The humpy salmon season is reaching its peak and every day legions of anglers swarm Whidbey Island beaches for their share of pink gold.
And with an estimated 6.8 million spawning through Puget Sound, people are landing fish and good memories both. But is there a darker side to the much anticipated, every-other-year salmon boon?
While most say no, that the pink season is a delight for countless fishermen and their families, 9-1-1 calls indicated that some popular South End fishing holes have been rather rough places of late. In the first week of August, at least three assaults occurred at Bush Point alone, incidents that involved sticks, choking and angry anglers wrestling in the surf.
The area is a regional hot spot, and at certain tides Bush Point can get so crowded it can be a challenge for fishermen to find a place to call their own. It’s sometimes described as shoulder-to-shoulder combat fishing.
“Anytime you have a situation like that, you can expect some conflict,” said Sgt. Laura Price, with the Island County Sheriff’s Office’s South Precinct.
“If anything, I’m surprised we haven’t gotten more calls,” she said.
Overall, however, incidents resulting from the odd-year pink madness appear to be rare on Whidbey Island. The three assaults on the South End were the only cases this season, though more may have resulted that weren’t reported, Price said. Likewise, Jack Hartt, manager of Deception Pass State Park, another busy Whidbey fishing destination, said brawls among fishermen are almost unheard of. Because it is so busy, most try to be respectful of one another’s space.
“Because it is combat fishing, people know the rules,” Hartt said. “We never really have anything serious.”
“Everybody gets along pretty well, actually.”
Unlike some public fishing areas, alcohol is prohibited on state park beaches, which may be another factor in the rarity of incidents at Deception Pass, Hartt said. Price confirmed that two of the assault cases at Bush Point appeared to involve spirits. She also noted that two of the incidents involved the same two men — off-island visitors.
Those incidents were disputes about personal space. In the first instance, the two men were in a raft and floating toward the shoreline near Sandpiper Lane. While they blamed the current, they were directly in front of fishermen onshore.

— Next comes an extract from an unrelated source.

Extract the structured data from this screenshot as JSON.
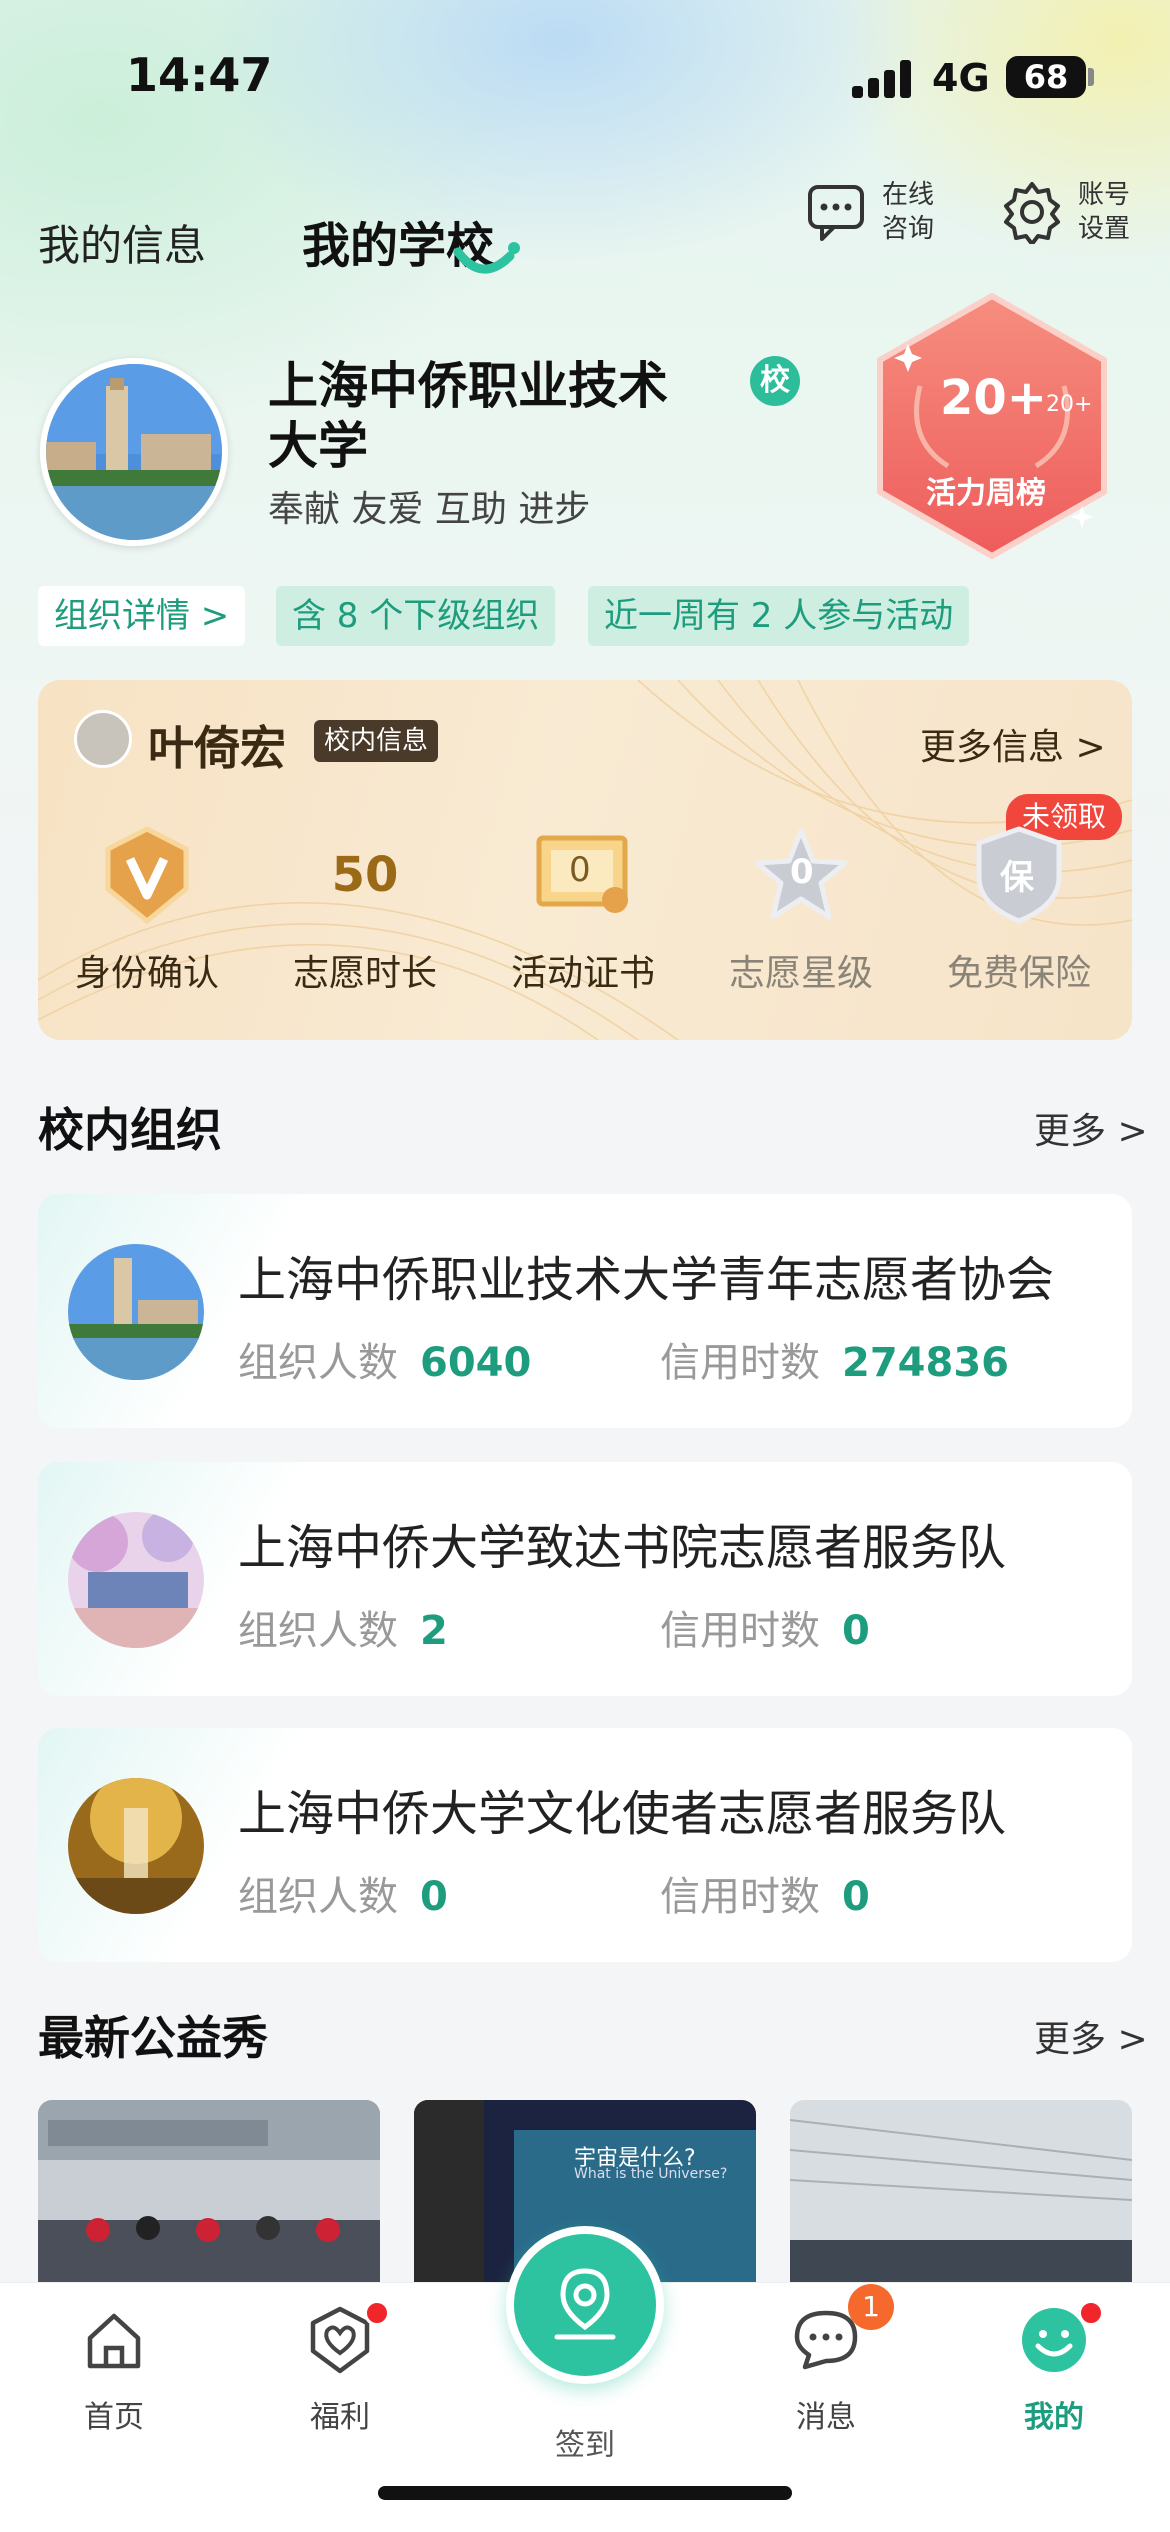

According to Price, one of the men on the beach decided to cast anyway and hooked one of the rafters in a finger.
“That set the guys in the boat off and there was a scuffle,” she said.
The same men got into it again a few days later with a father and his adult son near the boat launch. The details are unclear, but the father, described as an older man, was punched and his son intervened. A stick was picked up, and ultimately two of the combatants ended up in the water.

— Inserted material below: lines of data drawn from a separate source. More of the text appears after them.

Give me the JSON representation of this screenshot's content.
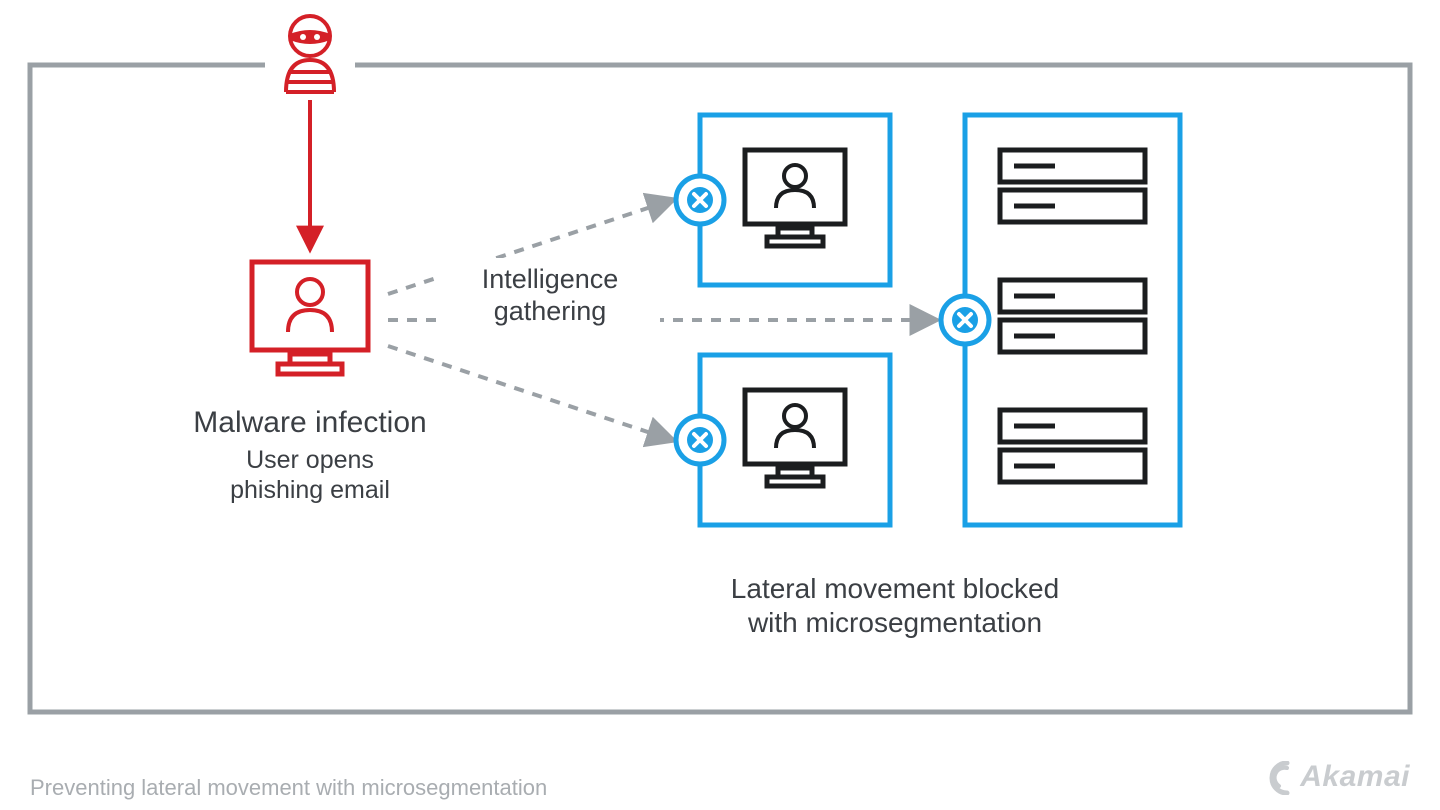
{
  "colors": {
    "border_gray": "#9aa0a5",
    "text_gray": "#3b3f44",
    "caption_gray": "#a9adb1",
    "blue": "#1aa0e6",
    "red": "#d42027",
    "black": "#1b1d1f"
  },
  "labels": {
    "malware_title": "Malware infection",
    "malware_sub1": "User opens",
    "malware_sub2": "phishing email",
    "intel1": "Intelligence",
    "intel2": "gathering",
    "lateral1": "Lateral movement blocked",
    "lateral2": "with microsegmentation",
    "caption": "Preventing lateral movement with microsegmentation",
    "logo": "Akamai"
  }
}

Price noted that in neither case did surrounding fishermen intervene or call 9-1-1.
The third incident was a dispute over alleged incursions on private property, another common cause of conflict during busy salmon years. Ron Burnett, who identified himself as a property caretaker, reportedly asked an angler to move belongings that were too close to a house. A fracas ensued, which ended with Burnett putting his hand on the man’s throat and them both tumbling into the water.
No charges were filed.
According to Burnett, Humpy years are tough for fishermen and property residents alike; most try to be respectful of each other but transgressions do occur. Sometimes it’s trespassing fishermen, and others overzealous property owners.
“Most of the guys are pretty congenial… but there is once in a while that person,” Burnett said. “It’s that guy that ruins it for everyone else. That’s a tragedy because a lot of kids catch fish from the beach. Often it’s their first fish.”
Joe Zante, a Bothell resident who described himself as a regular patron of the Clinton ferry during pink years, said Bush Point is largely a pleasurable place to fish. There are a few fishermen who don’t like to share space, and once in a while there is a run-in with property owners, but he’s never had those problems himself, he said. The key to staying out of trouble is to treat everyone with respect and remember a certain philosophy.
“It is a privilege to go fishing,” he said.
Also, it’s whole lot more fun to focus on the fish.